▸ DATA PROVIDED
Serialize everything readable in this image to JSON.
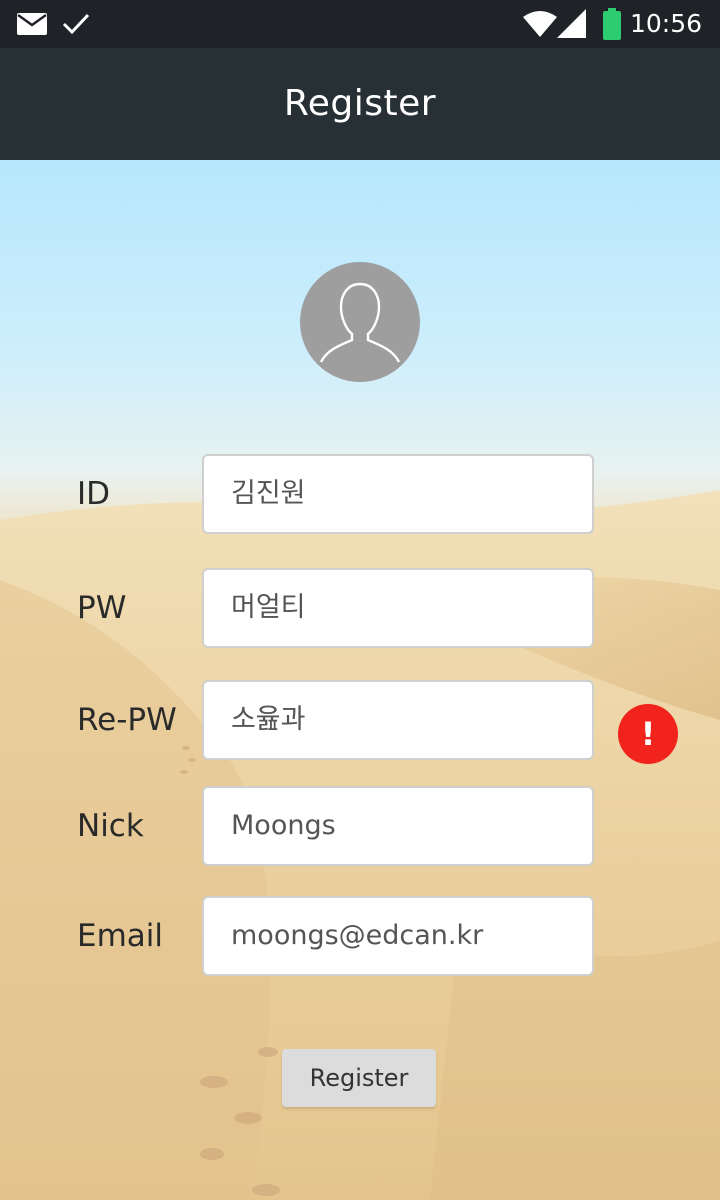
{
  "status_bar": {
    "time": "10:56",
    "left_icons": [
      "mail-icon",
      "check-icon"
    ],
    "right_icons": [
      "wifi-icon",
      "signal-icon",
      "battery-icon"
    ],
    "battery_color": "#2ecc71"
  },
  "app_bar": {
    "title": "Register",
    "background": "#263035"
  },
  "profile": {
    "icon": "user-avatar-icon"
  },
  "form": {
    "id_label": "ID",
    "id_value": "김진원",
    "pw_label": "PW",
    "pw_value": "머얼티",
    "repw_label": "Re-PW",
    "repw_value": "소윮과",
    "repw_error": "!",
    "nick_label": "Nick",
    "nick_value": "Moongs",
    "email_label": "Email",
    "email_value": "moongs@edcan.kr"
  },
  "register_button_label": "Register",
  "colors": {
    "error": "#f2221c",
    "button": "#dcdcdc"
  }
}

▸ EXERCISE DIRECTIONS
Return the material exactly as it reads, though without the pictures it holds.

▸ ANSWER FOR THIS EXERCISE
Serialize everything readable in this image to JSON.
{
  "status_bar": {
    "time": "10:56",
    "left_icons": [
      "mail-icon",
      "check-icon"
    ],
    "right_icons": [
      "wifi-icon",
      "signal-icon",
      "battery-icon"
    ],
    "battery_color": "#2ecc71"
  },
  "app_bar": {
    "title": "Register",
    "background": "#263035"
  },
  "profile": {
    "icon": "user-avatar-icon"
  },
  "form": {
    "id_label": "ID",
    "id_value": "김진원",
    "pw_label": "PW",
    "pw_value": "머얼티",
    "repw_label": "Re-PW",
    "repw_value": "소윮과",
    "repw_error": "!",
    "nick_label": "Nick",
    "nick_value": "Moongs",
    "email_label": "Email",
    "email_value": "moongs@edcan.kr"
  },
  "register_button_label": "Register",
  "colors": {
    "error": "#f2221c",
    "button": "#dcdcdc"
  }
}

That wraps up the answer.